[Items from a dataset]
%%
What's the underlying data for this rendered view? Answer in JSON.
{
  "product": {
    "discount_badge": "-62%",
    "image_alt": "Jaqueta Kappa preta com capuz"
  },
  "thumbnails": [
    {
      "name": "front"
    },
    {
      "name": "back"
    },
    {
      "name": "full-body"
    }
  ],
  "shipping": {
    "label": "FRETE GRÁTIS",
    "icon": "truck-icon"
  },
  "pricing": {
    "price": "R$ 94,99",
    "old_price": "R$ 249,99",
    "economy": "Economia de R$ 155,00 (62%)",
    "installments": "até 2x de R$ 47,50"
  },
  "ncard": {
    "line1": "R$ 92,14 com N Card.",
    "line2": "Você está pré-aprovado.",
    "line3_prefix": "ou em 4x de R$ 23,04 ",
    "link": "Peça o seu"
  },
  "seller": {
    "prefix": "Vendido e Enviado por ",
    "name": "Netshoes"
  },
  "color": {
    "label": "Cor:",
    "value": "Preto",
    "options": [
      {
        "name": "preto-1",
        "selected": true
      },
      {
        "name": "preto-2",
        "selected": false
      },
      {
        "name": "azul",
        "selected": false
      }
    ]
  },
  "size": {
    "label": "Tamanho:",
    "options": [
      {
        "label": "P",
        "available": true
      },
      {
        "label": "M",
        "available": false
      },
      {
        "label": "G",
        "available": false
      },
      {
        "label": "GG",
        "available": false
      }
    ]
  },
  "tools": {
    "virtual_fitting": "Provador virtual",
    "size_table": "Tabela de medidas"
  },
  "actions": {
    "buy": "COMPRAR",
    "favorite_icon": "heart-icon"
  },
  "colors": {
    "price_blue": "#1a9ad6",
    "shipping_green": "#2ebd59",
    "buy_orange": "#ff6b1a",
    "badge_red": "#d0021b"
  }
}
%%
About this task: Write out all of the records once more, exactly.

Exercise output:
What's the underlying data for this rendered view? Answer in JSON.
{
  "product": {
    "discount_badge": "-62%",
    "image_alt": "Jaqueta Kappa preta com capuz"
  },
  "thumbnails": [
    {
      "name": "front"
    },
    {
      "name": "back"
    },
    {
      "name": "full-body"
    }
  ],
  "shipping": {
    "label": "FRETE GRÁTIS",
    "icon": "truck-icon"
  },
  "pricing": {
    "price": "R$ 94,99",
    "old_price": "R$ 249,99",
    "economy": "Economia de R$ 155,00 (62%)",
    "installments": "até 2x de R$ 47,50"
  },
  "ncard": {
    "line1": "R$ 92,14 com N Card.",
    "line2": "Você está pré-aprovado.",
    "line3_prefix": "ou em 4x de R$ 23,04 ",
    "link": "Peça o seu"
  },
  "seller": {
    "prefix": "Vendido e Enviado por ",
    "name": "Netshoes"
  },
  "color": {
    "label": "Cor:",
    "value": "Preto",
    "options": [
      {
        "name": "preto-1",
        "selected": true
      },
      {
        "name": "preto-2",
        "selected": false
      },
      {
        "name": "azul",
        "selected": false
      }
    ]
  },
  "size": {
    "label": "Tamanho:",
    "options": [
      {
        "label": "P",
        "available": true
      },
      {
        "label": "M",
        "available": false
      },
      {
        "label": "G",
        "available": false
      },
      {
        "label": "GG",
        "available": false
      }
    ]
  },
  "tools": {
    "virtual_fitting": "Provador virtual",
    "size_table": "Tabela de medidas"
  },
  "actions": {
    "buy": "COMPRAR",
    "favorite_icon": "heart-icon"
  },
  "colors": {
    "price_blue": "#1a9ad6",
    "shipping_green": "#2ebd59",
    "buy_orange": "#ff6b1a",
    "badge_red": "#d0021b"
  }
}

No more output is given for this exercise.